Title: The Falls

Author: B. Michael Radburn

Genre: Fiction/Crime Fiction

Publisher: Pantera Press

Published: August, 2016

RRP: $29.99

Format: Paperback

Pages: 364

Synopsis: A week of despair… a century of evil

Damaged but not yet broken, park ranger Taylor Bridges believes his ghosts are in the past – until a raging forest fire in an isolated canyon of The Falls lays bare the remains of a young woman… and a decade-old killing ground.

After the police enlist Taylor in their investigation, the evidence bizarrely points to a deranged preacher who reigned over The Falls a century ago.

But when a crucial witness and a policewoman disappear, it’s clear that a disciple of The Falls’ dark history is on the loose.

 

~*~

 

The Falls by B. Michael Radburn is the second book in the Taylor Bridges series. Still reeling from the death of his daughter Claire five years ago, The Falls follows on from The Crossing, and Taylor’s struggle with the disappearance and death of Claire. When the daughter of an old friend and her partner stumble across a body whilst exploring the Christiana Goldmine in Eldritch Falls, Taylor is called in to assist the police in the national park. Taylor must grapple with his guilt about Claire, and the emotions that this new case brings to the surface. As the case progresses, links to a string of ritualistic murders that span one hundred years. These murders become linked to a family who has lived in the area for generations, a family determined to keep the secrets of the past hidden away from prying eyes, whatever the cost may be.

The daughter of Taylor’s friend, Aroha, becomes involved as a witness and later, is taken. Taylor and the police must find her before it is too late, and before other lives are endangered during the search for truth and its war with keeping secrets and continuing a legacy that has been in place for over one hundred years.

Michael Radburn has created a story using the natural environment and the fear of the unknown, or the fear of what we don’t understand. This gives the characters, both good, bad, and in between, concrete and believable motivations and desires that drive the story towards its relieving conclusion where the reader can finally take a deep breath and relax after the fast paced ride.

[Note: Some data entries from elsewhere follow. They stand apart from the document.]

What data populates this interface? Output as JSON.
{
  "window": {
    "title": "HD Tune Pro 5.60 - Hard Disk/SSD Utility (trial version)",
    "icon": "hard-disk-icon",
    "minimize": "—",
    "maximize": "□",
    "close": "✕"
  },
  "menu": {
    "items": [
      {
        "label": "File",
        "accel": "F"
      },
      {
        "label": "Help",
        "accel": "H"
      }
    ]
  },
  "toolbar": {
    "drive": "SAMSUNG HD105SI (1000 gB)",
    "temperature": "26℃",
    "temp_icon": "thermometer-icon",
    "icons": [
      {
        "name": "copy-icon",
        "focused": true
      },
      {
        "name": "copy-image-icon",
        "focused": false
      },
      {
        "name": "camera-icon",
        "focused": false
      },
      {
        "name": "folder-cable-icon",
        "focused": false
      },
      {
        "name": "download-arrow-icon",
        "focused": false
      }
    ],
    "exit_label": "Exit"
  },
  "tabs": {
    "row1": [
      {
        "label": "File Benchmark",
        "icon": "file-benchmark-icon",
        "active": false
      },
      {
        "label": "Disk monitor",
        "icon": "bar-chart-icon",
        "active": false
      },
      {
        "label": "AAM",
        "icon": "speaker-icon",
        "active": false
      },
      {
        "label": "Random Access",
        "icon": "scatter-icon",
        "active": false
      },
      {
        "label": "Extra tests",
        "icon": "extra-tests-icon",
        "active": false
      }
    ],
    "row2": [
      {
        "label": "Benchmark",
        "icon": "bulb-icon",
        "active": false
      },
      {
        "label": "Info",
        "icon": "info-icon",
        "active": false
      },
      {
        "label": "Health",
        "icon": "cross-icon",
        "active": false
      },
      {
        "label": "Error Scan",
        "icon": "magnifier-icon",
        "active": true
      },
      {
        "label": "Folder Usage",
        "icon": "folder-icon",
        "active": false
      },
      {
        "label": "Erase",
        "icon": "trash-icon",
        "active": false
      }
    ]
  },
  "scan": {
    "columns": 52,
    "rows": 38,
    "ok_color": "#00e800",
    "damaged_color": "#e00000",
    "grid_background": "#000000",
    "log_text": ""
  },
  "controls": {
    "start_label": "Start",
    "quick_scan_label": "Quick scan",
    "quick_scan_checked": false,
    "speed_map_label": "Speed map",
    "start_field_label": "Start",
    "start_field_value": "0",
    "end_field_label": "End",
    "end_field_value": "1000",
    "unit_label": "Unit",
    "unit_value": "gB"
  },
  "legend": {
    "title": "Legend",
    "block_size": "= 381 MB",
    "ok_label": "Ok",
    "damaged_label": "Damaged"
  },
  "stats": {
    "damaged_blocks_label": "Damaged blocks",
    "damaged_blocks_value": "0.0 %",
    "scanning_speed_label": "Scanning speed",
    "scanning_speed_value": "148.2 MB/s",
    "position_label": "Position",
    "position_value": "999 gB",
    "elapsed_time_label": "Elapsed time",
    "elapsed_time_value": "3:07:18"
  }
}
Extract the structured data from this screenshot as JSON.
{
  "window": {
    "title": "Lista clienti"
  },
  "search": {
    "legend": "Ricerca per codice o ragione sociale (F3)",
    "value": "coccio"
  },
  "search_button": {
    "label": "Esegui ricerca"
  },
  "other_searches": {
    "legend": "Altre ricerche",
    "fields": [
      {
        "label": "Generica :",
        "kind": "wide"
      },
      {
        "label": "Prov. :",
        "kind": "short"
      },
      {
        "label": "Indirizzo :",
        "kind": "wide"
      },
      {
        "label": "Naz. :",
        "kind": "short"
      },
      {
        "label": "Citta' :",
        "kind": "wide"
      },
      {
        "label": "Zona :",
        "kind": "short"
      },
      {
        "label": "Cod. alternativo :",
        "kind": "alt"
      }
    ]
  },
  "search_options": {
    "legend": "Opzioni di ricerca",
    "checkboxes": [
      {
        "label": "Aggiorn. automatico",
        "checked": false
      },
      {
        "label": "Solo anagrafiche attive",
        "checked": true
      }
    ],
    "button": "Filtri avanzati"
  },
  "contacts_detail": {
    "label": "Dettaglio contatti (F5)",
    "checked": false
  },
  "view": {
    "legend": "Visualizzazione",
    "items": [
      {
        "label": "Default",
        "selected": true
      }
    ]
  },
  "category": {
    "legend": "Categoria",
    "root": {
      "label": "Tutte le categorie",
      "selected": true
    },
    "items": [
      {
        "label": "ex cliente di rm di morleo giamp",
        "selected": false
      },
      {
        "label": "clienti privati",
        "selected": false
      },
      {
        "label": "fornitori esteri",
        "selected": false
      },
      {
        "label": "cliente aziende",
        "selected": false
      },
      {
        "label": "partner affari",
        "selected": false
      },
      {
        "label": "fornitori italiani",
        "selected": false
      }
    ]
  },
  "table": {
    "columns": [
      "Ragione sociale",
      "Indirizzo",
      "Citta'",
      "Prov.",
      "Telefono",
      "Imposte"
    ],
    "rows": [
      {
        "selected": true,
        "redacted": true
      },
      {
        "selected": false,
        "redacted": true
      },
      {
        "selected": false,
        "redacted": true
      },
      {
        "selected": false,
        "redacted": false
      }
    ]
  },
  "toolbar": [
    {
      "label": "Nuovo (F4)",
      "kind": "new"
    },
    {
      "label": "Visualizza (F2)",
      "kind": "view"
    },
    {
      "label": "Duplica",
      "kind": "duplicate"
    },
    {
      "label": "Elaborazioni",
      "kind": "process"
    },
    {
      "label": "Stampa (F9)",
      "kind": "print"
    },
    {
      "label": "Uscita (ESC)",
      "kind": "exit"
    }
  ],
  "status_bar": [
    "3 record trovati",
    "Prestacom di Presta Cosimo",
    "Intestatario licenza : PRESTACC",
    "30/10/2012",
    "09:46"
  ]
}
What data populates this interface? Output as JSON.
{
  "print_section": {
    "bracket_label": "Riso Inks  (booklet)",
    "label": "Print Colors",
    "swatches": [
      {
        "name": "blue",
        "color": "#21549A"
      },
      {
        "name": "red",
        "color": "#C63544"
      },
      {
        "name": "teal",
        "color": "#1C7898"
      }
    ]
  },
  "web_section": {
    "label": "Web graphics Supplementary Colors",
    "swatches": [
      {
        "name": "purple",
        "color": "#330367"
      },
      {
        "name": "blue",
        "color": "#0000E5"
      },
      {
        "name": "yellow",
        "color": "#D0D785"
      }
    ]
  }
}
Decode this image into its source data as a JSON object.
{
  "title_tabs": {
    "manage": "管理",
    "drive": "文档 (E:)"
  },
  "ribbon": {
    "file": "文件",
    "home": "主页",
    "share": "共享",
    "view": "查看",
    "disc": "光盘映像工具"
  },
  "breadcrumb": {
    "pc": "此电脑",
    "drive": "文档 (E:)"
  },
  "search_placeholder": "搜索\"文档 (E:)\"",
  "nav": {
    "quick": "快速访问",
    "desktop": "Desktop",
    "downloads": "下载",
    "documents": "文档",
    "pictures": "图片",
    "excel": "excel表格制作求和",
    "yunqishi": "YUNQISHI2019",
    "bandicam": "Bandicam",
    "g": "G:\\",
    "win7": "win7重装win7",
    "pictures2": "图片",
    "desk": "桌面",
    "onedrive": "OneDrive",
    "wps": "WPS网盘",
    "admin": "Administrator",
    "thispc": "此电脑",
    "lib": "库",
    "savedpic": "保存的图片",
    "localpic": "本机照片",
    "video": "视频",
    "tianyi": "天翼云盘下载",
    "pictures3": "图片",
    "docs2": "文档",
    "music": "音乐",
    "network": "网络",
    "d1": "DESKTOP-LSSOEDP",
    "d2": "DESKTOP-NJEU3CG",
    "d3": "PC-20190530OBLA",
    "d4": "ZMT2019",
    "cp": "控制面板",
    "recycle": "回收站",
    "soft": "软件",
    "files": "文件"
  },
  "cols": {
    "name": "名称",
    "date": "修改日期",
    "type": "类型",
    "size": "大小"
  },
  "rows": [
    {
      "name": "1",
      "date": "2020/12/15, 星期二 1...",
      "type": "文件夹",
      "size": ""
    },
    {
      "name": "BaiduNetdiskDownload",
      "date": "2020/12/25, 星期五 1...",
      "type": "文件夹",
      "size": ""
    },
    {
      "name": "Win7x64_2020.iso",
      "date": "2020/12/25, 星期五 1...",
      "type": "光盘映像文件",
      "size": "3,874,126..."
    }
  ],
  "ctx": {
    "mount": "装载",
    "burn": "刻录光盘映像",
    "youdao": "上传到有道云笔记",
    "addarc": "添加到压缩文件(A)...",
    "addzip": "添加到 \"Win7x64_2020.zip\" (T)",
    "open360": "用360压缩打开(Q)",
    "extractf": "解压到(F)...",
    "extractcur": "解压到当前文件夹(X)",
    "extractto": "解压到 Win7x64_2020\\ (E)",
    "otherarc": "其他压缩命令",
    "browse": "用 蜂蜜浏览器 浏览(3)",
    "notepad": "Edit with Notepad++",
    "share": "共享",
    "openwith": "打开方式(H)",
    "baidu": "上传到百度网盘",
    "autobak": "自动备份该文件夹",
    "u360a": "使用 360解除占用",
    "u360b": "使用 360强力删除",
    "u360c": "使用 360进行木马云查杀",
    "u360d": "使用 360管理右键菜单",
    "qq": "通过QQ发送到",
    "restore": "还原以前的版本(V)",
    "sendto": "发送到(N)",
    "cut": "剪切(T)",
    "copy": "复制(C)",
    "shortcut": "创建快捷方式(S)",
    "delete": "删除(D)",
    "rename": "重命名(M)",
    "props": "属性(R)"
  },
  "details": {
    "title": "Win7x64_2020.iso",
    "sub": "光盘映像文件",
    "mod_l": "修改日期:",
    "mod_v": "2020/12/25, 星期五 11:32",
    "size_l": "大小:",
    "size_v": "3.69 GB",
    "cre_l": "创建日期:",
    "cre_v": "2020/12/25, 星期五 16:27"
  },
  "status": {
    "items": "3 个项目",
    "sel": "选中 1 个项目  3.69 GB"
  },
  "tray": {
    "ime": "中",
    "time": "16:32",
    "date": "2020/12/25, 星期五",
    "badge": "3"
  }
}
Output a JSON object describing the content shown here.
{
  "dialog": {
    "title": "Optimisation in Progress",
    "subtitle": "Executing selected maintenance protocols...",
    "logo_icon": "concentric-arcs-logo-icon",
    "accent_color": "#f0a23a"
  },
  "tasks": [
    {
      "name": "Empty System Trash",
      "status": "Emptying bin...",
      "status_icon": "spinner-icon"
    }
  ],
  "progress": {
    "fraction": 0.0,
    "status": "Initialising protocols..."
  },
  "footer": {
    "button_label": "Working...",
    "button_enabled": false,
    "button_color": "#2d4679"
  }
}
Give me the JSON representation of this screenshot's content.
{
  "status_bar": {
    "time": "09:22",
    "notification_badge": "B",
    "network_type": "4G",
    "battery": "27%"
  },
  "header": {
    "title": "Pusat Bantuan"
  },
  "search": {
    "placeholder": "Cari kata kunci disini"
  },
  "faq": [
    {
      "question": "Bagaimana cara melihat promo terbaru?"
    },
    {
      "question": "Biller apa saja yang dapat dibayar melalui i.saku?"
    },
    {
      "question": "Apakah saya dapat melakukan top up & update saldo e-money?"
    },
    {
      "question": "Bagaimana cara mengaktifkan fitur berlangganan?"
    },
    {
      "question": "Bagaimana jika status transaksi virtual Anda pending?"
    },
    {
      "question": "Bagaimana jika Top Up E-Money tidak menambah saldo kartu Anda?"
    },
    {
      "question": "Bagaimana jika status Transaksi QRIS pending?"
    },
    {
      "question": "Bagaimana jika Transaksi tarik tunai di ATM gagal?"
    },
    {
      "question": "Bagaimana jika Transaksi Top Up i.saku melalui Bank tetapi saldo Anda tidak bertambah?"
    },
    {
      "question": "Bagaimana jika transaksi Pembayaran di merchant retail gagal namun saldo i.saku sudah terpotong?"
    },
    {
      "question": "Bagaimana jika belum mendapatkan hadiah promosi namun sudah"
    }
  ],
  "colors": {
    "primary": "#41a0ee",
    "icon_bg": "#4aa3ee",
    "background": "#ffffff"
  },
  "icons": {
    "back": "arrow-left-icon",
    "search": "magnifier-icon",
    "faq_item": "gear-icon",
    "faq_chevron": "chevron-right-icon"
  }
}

This was my first adventure with Taylor Bridges, and I found that I did not need to have read the first book to enjoy this and understand what drove the characters. The mine and the bush of country Victoria was the perfect setting for this mystery, a place where anything could happen. Where shadows dance at the edges of the darkness, and where fear takes over. The novel kept up a good pace and kept me reading as long as possible to find out what happened, and to find out who survived and who didn’t. It is a story where people aren’t always what they seem, and that speaks to the human condition and its various degrees of sanity, desire and wanting to please people, but also, human desire for belief, and legacy. A haunting tale that will keep you up at night, I enjoyed reading this book, and hope that further books are forthcoming and will be just as intriguing as this one.